Dialogue puts you there. It helps set up the scene, and also as a writing tool the rule of thumb is that quotes slow you down, and dialogue speeds the story up. As a writing device if you can have dialogue it helps you move along faster as opposed to a block of quotes. It helps even to have little snippets of it.”

2.) Newspaper stories and radio or television shows, which often have live quotes from people interviewed by reporters. She was able to find clips from small newspapers in Oxnard, Bakersfield, and Yuma, some as far back as the 1930s. Many of this was accessible through public libraries.

“Hundreds of papers have been digitized — and it’s searchable.”

3.) Historical archives which kept audio tapes, among other records.

“I used the Wayne State Archives to get the reel tapes. It was labor-intensive and also somewhat costly because I had to get copies of them. The archivist there worked with me was very helpful in finding a place to send tapes to digitize them and make copies. I listened to hundreds of hours of tapes. In addition to allowing me to quote from dialogue, it helped me to get a sense of personalities and dynamics. It’s like being a fly on the wall in the room. Going from being a journalist to being a historian is like giving up the sensation of seeing things yourself and witnessing them firsthand, which is kind of odd feeling at first – but you have access to materials you would never have if you were covering it in real time. To be able to listen to all these discussions the inner workings, in some ways you can recreate a scene in even more detail than if you were there.

I had about 800 hours of tape. I listened a couple hours every night. I would just get absorbed in listening. I took notes as I was sitting in front of computer.”

4.) Photos, which aided Miriam in capturing scenes of Cesar Chavez speaking, what he was wearing, what the room looked like, as well as the people in it. She was able to view hundreds and hundreds of photos since many photojournalists had documented the era, and many of these photos were available online.

“Photos help you describe things, like the march up Highway 99 to Sacramento in 1966. Looking at pictures of people spread out was very evocative.”

5.) Going to the place and taking tours with people who lived through the times and can recollect. Miriam spent time hanging out with people who would, “drive me around to where UFW office was, where they marched.”

“I went to a lot of places in the book, to see them. It’s important to do that to write about place. Oxnard and Salinas, to a jail that had been boarded up now, but was still there.”

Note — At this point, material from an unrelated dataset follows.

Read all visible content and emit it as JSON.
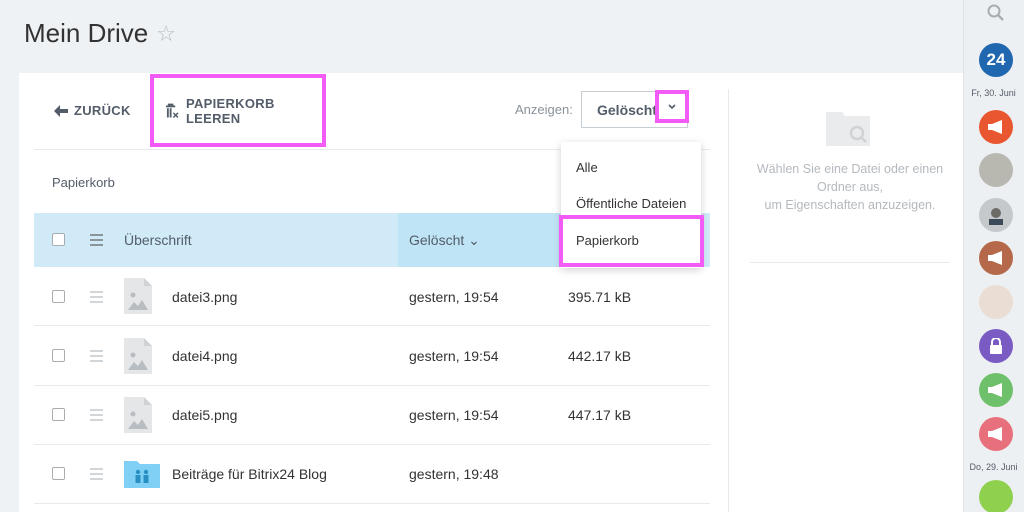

Getting source documents is not easy. In some cases it took a tremendous amount of legwork just to track down the documents, Miriam explained. Once you have the information:

“The tricky part is balancing the rich amount of detail with being careful about still being factual.”

She added:

“Because I had people still alive, I used interviews to flesh out some of the color. I was pretty judicious in what I used. Ultimately you decide who you think is credible and whose account checked out against primary source documentation.”

  1. ljdigital posted this


A blog created by the Literary Journalism Department @ the University of California, Irvine, dedicated to discussions about non-fiction narratives in this ever-evolving era of E-books, E-readers, Blogs, Instapaper, The Atavist, Byliner, Amazon's Kindle Singles and all other new media outlets open to promoting great journalism. LJ Digital is managed by Asst. Prof. Erika Hayasaki and Cleo Tobbi, intern and UCI literary journalism student.